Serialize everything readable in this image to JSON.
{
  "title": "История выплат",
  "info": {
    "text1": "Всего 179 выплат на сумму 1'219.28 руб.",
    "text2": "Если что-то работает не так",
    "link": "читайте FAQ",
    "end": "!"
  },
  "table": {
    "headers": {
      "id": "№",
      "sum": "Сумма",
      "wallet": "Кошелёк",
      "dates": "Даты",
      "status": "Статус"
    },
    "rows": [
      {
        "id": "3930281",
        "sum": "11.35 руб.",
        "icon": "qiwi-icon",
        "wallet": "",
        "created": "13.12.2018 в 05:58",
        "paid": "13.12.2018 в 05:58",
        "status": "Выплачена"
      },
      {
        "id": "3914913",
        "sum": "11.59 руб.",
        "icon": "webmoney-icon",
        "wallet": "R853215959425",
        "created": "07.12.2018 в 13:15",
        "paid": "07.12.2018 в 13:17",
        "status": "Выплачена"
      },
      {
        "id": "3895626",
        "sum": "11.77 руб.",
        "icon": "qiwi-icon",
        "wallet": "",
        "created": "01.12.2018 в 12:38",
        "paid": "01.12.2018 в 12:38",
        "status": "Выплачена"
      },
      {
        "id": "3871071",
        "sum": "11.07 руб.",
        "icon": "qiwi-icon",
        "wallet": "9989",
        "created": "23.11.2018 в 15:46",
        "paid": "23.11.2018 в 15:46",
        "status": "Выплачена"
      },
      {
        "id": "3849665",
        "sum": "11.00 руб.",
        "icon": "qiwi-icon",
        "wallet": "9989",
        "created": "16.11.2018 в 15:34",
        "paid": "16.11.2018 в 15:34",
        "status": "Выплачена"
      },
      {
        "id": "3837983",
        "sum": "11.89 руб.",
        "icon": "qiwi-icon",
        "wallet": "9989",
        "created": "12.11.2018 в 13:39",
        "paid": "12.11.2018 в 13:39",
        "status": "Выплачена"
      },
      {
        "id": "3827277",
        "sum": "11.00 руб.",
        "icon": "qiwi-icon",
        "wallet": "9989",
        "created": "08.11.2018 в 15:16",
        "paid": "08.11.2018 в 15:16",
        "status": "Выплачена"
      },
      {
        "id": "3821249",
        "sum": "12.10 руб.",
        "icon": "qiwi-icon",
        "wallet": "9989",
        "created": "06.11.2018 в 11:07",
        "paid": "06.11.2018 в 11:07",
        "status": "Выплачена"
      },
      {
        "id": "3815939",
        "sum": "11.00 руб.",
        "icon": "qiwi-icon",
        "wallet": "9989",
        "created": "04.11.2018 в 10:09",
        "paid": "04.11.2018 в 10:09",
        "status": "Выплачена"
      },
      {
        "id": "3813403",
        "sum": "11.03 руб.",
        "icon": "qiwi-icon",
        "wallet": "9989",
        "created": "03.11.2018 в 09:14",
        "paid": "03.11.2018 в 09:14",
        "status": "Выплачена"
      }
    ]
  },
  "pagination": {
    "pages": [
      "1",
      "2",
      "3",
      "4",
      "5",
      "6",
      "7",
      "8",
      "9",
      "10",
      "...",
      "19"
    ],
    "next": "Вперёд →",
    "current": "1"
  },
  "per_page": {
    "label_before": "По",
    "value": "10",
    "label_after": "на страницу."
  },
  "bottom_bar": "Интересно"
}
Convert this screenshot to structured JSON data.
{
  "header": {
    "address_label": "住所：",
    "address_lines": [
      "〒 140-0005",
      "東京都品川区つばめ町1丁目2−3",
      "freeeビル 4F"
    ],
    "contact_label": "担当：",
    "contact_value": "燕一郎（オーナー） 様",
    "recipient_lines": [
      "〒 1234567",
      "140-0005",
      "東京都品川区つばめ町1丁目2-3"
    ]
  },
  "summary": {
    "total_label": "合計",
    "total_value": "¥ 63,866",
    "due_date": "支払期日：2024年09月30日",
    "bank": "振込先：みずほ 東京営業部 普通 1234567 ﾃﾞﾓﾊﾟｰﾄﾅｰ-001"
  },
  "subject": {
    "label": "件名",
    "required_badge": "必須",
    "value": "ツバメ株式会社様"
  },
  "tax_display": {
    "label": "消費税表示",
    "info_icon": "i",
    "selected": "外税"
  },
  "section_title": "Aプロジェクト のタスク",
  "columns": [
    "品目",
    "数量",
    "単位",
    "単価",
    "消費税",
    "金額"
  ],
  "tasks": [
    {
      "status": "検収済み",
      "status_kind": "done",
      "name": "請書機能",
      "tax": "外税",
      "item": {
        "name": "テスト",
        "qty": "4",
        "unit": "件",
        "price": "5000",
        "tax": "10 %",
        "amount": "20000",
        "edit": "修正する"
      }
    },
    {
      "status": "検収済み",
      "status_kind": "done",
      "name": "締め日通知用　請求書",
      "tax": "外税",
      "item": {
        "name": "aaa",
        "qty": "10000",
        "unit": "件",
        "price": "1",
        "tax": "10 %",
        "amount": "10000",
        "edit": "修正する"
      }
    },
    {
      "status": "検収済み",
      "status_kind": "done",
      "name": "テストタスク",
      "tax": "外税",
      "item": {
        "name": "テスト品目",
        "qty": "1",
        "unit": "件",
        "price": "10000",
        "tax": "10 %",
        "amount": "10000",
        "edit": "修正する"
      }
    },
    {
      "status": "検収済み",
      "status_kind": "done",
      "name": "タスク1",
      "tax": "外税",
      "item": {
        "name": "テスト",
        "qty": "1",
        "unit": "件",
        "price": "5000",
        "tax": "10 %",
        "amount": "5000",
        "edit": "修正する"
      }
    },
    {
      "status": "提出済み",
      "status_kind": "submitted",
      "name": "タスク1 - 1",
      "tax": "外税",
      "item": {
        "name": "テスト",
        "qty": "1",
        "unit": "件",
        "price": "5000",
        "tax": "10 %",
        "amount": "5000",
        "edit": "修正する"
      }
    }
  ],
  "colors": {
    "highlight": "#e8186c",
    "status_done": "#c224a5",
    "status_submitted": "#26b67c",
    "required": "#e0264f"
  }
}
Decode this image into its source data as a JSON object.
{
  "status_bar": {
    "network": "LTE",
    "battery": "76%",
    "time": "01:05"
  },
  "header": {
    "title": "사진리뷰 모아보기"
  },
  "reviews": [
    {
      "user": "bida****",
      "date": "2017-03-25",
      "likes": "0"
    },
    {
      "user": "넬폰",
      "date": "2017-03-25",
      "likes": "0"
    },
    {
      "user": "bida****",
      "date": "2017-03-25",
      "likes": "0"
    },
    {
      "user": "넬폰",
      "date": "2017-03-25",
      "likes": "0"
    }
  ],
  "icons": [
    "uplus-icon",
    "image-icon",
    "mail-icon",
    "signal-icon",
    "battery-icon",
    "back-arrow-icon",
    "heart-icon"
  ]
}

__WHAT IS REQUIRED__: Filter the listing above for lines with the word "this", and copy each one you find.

__WRITTEN SOLUTION__:
Serialize everything readable in this image to JSON.
Convert this screenshot to structured JSON data.
Decode this image into its source data as a JSON object.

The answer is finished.